Today I’m upset with Pamela Geller because she has broken the code. She has an ad going up in 10 New York subway stations that reads: “In any war between the civilized man and the savage, support the civilized man. Support Israel. Defeat Jihad.” As a New Yorker who was present in Manhattan on 9/11, I can promise you, I don’t like jihadists any more than she does.
But is it really wise to bait them? Right now? After what has happened in Egypt, Libya and Lower Manhattan (more than once)?
I can accept the decision by federal Judge Paul Engelmayer that the Metropolitan Transportation Authority was wrong to reject the ad’s language as demeaning. It’s protected speech, he said.

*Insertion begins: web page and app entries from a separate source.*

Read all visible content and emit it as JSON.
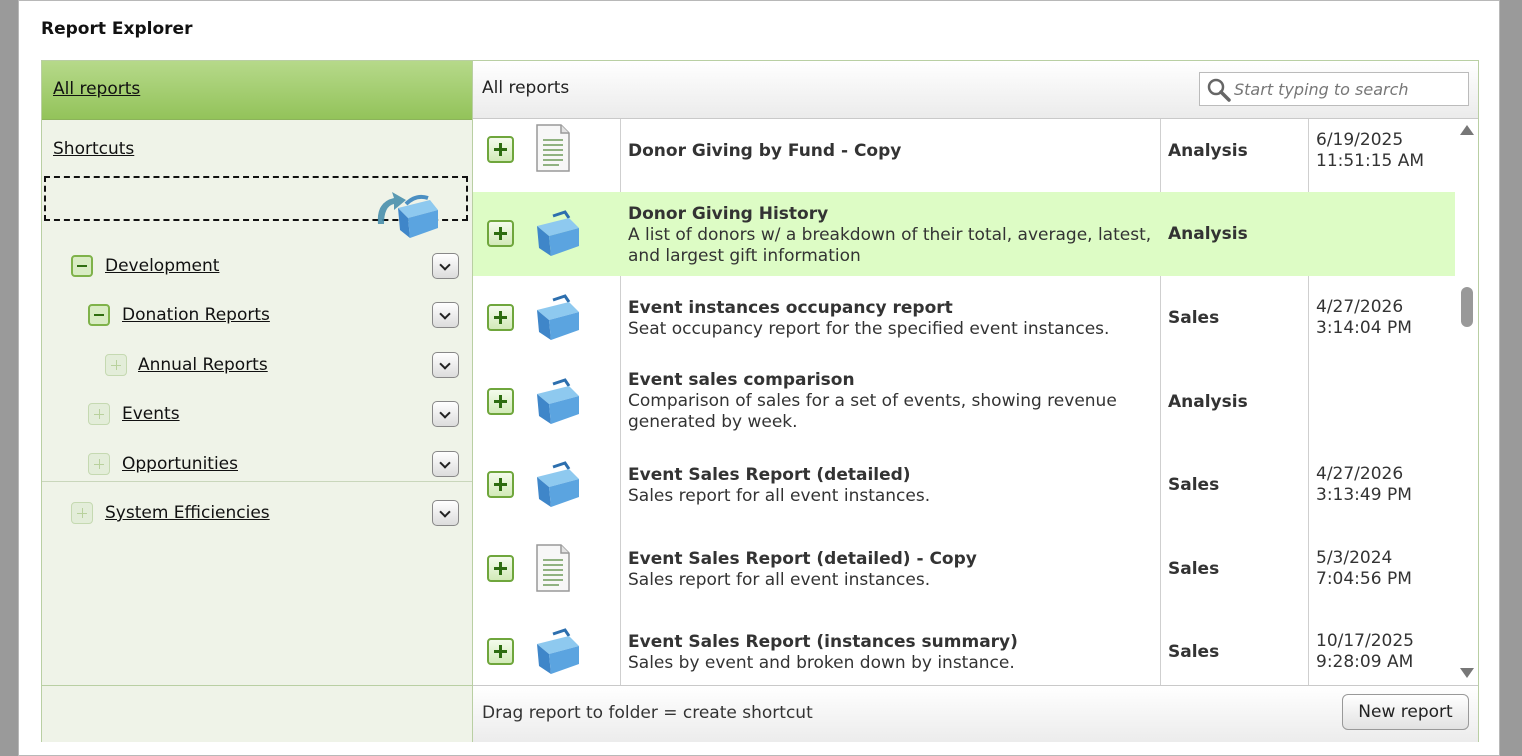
{
  "window_title": "Report Explorer",
  "left": {
    "all_reports": "All reports",
    "shortcuts": "Shortcuts",
    "tree": [
      {
        "label": "Development",
        "state": "expanded"
      },
      {
        "label": "Donation Reports",
        "state": "expanded"
      },
      {
        "label": "Annual Reports",
        "state": "collapsed"
      },
      {
        "label": "Events",
        "state": "collapsed"
      },
      {
        "label": "Opportunities",
        "state": "collapsed"
      },
      {
        "label": "System Efficiencies",
        "state": "collapsed"
      }
    ]
  },
  "right": {
    "breadcrumb": "All reports",
    "search": {
      "placeholder": "Start typing to search",
      "value": ""
    },
    "reports": [
      {
        "name": "Donor Giving by Fund - Copy",
        "description": "",
        "category": "Analysis",
        "date": "6/19/2025",
        "time": "11:51:15 AM",
        "icon": "document-icon"
      },
      {
        "name": "Donor Giving History",
        "description": "A list of donors w/ a breakdown of their total, average, latest, and largest gift information",
        "category": "Analysis",
        "date": "",
        "time": "",
        "icon": "toolbox-icon"
      },
      {
        "name": "Event instances occupancy report",
        "description": "Seat occupancy report for the specified event instances.",
        "category": "Sales",
        "date": "4/27/2026",
        "time": "3:14:04 PM",
        "icon": "toolbox-icon"
      },
      {
        "name": "Event sales comparison",
        "description": "Comparison of sales for a set of events, showing revenue generated by week.",
        "category": "Analysis",
        "date": "",
        "time": "",
        "icon": "toolbox-icon"
      },
      {
        "name": "Event Sales Report (detailed)",
        "description": "Sales report for all event instances.",
        "category": "Sales",
        "date": "4/27/2026",
        "time": "3:13:49 PM",
        "icon": "toolbox-icon"
      },
      {
        "name": "Event Sales Report (detailed) - Copy",
        "description": "Sales report for all event instances.",
        "category": "Sales",
        "date": "5/3/2024",
        "time": "7:04:56 PM",
        "icon": "document-icon"
      },
      {
        "name": "Event Sales Report (instances summary)",
        "description": "Sales by event and broken down by instance.",
        "category": "Sales",
        "date": "10/17/2025",
        "time": "9:28:09 AM",
        "icon": "toolbox-icon"
      }
    ],
    "footer_hint": "Drag report to folder = create shortcut",
    "new_report_label": "New report"
  },
  "colors": {
    "header_green": "#9cc862",
    "highlight_row": "#ddfcc5",
    "tree_bg": "#eff3e8"
  }
}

We should be eternally vigilant against attempts to check the expression of opinions we loathe and believe fraught with death, unless they pose such an imminent threat that an immediate check is required to save the country, wrote Justice Oliver Wendell Homes Jr. Who can say with certainty what the effect of Geller’s signs will be?
The issue isn’t the law. It’s common sense. Why bring this intractable psychodrama to the subway? Life is tough enough.
Pictured above: A commuter walks past an anti-Muslim poster in New York's Times Square subway station. (Sept. 24, 2012)